On September 22–23, the DOE’s Loan Programs Office (LPO) will help drive the Business Forum at the first-ever Global Clean Energy Action Forum (GCEAF), a joint convening of the 13th Clean Energy Ministerial and the 7th Mission Innovation ministerial, in Pittsburgh.
Through a series of panels, roundtables, and networking opportunities held in GCEAF Business Forum rooms, public and private sector leaders will explore what it will take to achieve commercial liftoff for 12 critical technology sectors, including:
Critical Minerals and Materials
2035 is right around the corner. How do we shrink the time between milestones to unlock the capital to meet our goals?
Accelerating the Commercialization of Technology
GCEAF puts the spotlight on the private sector’s relationship with the federal government at a critical time in the clean energy transition. To combat the climate crisis, the Biden Administration has set targets of carbon-pollution-free power sector by 2035 and net zero emissions economy by no later than 2050. The central challenge in meeting these and other climate goals is deployment not matching the pace of innovation—each critical clean energy sector will need to attract approximately $100 billion to achieve commercial liftoff globally within the next decade.
At $100 billion of capital deployment, technologies have generally demonstrated a level of market adoption and bankability to access the low-cost capital from institutional investors that is required for these sectors to ultimately reach $1 trillion scale. And that is the scale that is needed to reach our nation’s net zero economy goal. Unlocking $100 billion scale for emerging clean energy technologies requires coordinated efforts to address systemic challenges they face - unfamiliarity with the technology; uncoordinated ecosystem players; lack of advanced market commitments; and structural barriers to adoption, including unit economics, supply chains, demand signals, and more.
These Business Forums are aimed at generating feedback from the private sector and ensuring that federal investment and capital needs are aligned.
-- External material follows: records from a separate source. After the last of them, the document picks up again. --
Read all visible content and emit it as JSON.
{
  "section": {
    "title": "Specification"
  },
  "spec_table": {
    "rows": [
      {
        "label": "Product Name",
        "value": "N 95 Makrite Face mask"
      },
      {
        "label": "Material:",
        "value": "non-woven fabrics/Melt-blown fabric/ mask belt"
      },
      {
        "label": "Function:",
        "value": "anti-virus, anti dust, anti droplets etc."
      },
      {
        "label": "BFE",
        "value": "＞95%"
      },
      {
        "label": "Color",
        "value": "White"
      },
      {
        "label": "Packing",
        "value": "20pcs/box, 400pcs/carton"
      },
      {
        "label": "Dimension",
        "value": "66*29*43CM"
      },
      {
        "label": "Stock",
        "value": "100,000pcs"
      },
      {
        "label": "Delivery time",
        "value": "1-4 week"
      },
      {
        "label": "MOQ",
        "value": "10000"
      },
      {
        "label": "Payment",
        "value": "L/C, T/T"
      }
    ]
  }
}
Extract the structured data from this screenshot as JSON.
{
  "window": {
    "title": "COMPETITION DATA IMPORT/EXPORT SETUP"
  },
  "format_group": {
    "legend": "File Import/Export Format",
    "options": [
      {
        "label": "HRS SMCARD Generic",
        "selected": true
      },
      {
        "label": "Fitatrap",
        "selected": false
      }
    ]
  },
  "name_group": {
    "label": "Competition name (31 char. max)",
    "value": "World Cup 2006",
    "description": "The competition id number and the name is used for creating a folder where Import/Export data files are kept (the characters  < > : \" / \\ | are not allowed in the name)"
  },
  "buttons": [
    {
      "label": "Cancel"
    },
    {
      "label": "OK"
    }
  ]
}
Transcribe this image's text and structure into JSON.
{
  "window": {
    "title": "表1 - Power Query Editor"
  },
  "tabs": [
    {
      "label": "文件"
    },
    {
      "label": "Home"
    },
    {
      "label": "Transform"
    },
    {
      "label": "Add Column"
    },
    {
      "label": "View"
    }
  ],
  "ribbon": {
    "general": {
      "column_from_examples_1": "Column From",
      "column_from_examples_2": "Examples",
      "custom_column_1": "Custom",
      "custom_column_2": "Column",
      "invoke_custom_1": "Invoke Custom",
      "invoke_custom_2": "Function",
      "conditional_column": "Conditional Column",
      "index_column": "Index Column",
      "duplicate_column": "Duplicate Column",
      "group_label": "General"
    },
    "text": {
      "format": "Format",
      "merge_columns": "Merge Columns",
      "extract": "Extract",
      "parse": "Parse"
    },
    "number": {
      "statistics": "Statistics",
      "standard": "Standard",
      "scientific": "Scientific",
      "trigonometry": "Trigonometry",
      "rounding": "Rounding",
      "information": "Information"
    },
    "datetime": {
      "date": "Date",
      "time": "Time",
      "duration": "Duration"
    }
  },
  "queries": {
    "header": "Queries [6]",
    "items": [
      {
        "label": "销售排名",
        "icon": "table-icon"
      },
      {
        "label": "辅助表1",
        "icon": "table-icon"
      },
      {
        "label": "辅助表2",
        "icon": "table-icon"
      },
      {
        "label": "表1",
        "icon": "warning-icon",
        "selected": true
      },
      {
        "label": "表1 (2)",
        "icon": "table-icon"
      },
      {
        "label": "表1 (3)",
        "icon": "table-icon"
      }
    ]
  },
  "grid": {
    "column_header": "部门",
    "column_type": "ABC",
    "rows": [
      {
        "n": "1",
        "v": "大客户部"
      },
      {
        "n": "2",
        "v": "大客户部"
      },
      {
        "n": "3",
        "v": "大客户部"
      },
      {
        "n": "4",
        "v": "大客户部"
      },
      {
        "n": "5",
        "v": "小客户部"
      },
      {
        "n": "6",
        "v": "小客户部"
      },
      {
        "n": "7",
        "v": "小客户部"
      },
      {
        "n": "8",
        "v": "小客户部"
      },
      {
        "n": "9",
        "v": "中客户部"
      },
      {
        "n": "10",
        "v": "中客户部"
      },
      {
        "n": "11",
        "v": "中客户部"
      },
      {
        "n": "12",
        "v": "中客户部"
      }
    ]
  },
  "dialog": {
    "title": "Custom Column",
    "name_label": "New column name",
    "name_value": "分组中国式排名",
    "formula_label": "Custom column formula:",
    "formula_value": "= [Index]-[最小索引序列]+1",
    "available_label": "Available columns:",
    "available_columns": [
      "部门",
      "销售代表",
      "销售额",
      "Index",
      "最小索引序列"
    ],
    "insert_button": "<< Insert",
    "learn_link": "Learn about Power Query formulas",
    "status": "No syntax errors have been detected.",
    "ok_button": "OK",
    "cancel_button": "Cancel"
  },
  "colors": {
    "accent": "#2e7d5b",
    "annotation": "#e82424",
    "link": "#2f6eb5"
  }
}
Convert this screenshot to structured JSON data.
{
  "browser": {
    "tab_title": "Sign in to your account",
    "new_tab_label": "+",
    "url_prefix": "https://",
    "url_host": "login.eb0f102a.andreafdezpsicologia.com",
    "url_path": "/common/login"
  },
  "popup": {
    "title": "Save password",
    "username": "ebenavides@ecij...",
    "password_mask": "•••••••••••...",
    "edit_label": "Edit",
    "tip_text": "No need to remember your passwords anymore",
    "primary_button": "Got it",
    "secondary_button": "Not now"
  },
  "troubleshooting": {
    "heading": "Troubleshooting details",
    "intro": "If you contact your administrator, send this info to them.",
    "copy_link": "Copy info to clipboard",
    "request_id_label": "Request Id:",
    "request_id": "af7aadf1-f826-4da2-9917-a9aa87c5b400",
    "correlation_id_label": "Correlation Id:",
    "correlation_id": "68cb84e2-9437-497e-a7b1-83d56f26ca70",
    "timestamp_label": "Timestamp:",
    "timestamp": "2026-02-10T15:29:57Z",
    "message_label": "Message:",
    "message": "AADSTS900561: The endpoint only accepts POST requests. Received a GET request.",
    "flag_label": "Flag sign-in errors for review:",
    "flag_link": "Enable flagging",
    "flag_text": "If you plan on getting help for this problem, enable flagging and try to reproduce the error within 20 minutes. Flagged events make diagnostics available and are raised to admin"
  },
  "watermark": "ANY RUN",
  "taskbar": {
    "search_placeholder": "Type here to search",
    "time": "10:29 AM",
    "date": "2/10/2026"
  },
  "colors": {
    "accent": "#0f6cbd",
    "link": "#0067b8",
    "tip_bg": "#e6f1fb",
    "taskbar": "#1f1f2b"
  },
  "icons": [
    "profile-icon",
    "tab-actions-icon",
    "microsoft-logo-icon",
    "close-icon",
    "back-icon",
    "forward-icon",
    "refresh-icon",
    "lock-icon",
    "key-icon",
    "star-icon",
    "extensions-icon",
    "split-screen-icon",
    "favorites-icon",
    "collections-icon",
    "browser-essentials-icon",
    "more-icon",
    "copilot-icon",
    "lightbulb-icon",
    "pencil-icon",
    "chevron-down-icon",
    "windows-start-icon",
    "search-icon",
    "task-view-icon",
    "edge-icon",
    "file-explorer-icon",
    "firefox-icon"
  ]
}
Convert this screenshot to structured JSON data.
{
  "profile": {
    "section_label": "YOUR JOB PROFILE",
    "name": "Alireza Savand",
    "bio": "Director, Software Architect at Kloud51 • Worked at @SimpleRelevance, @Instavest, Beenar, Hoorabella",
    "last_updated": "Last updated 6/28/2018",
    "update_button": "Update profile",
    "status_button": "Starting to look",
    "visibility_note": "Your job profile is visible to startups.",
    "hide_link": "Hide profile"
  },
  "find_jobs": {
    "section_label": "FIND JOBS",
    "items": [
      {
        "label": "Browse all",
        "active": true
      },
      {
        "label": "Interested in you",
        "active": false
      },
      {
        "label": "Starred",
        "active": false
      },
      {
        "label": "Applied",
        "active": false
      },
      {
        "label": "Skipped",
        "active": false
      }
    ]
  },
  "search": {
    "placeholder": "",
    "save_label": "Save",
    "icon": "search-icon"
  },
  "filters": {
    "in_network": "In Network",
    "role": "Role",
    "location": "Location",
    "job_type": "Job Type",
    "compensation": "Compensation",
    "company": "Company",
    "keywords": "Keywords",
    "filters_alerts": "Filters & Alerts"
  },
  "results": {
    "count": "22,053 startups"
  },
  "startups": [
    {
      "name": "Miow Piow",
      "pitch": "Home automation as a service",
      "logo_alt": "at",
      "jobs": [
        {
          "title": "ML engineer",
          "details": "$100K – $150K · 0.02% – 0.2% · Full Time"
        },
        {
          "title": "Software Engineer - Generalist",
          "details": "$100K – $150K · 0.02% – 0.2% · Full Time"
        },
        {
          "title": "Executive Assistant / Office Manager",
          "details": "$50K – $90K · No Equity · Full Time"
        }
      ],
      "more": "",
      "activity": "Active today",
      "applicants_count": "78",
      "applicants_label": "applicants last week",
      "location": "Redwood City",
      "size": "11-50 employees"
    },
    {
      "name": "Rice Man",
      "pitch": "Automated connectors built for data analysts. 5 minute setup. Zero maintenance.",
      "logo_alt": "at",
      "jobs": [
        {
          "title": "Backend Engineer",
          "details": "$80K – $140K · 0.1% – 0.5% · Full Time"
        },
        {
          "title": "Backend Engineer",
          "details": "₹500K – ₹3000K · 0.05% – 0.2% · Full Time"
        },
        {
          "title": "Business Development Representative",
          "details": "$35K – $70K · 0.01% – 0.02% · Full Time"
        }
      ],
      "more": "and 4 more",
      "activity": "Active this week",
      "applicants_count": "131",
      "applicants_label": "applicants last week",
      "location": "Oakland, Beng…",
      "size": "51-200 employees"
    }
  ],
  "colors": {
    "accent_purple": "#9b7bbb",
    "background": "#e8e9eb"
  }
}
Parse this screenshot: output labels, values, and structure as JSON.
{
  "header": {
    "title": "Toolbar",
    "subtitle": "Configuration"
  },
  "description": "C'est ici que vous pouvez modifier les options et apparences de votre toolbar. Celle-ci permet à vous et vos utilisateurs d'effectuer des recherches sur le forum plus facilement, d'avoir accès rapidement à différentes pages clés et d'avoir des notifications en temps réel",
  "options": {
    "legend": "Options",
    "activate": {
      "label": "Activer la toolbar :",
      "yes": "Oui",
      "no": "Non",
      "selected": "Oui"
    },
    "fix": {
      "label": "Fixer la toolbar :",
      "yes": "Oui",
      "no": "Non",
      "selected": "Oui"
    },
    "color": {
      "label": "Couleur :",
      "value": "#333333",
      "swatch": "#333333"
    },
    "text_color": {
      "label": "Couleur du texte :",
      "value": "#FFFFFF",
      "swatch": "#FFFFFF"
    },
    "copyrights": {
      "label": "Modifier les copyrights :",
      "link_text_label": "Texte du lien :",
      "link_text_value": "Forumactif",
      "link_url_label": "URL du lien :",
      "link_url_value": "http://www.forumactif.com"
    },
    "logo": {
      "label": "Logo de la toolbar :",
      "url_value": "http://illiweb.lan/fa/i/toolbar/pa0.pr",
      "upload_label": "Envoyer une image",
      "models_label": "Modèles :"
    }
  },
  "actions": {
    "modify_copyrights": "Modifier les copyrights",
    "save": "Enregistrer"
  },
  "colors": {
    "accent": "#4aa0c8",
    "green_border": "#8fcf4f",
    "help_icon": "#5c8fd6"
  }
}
Private sector innovation and entrepreneurship are at the heart of American industrial strategy, with government resources and tools creating the enabling environment for scale.
Charting the Path to Commercial Scale
Whether we’re building the strategy for nuclear, hydrogen, direct air capture, or other technologies, there is not a one-size-fits-all framework for successfully bringing them to market. America’s industrial strategy will be guided by innovation, and the onus is on both the private sector and government to collectively chart those unique pathways to commercial scale.
To generate the ideas, partnerships, and momentum that enable the private sector to move at pace, GCEAF Business Forums will facilitate open dialogue between industry, investors, government, and the broader stakeholder ecosystem. These conversations will focus on issues including:
- barriers to commercial scale,
- what it will take for each of the 12 technology sectors to overcome those barriers and achieve $100 billion in capital formation,
- policy actions that are required to enable deployment at scale,
- questions institutional investors need answered (including the form the investments need to take) to unlock trillion-dollar scale investment, and
- the most critical places for government support and facilitation—now and in the future.
LPO is committed to leading these important conversations at GCEAF and beyond, asking how we can make sure the policies and tools available to clean energy industry are aligned to drive a private sector-led, government-enabled approach to commercialization.
Partnering with LPO
With $97 billion in new appropriations provided between the Bipartisan Infrastructure Law and the Inflation Reduction Act, Congress has given DOE a mandate to radically accelerate the commercialization and deployment of technologies critical to the energy transition.
LPO partners with the private sector to accelerate this transition by serving as a bridge to bankability for breakthrough projects and technologies, de-risking them at early stages of commercialization so they can reach full market acceptance.
LPO has already begun working over the past year to foster a private sector-led, government-enabled American approach to commercialization to shape LPO and DOE investment. It has included engaging with leaders in the sectors directly to identify current barriers to commercialization and capital formation, uncertainties facing institutional investment, and ideal areas for the government to facilitate.
The GCEAF Business Forum is another way that LPO is putting this approach to work—and you can help! Check out the schedule and watch the livestream as industry, investors, government, and the broader stakeholder ecosystem discuss what it will take to slash the time to commercialization and deploy critical technologies at scale.
Continuing the Conversation After GCEAF
After GCEAF, LPO will share our takeaways from the 12 Business Forum rooms and integrate this information into continuing conversations with the private sector. The DOE is also working on Demonstration and Deployment Pathways reports for several critical technology sectors to create shared fact bases for industry and government to chart the course to commercialization. Subscribe and stay tuned for future LPO updates.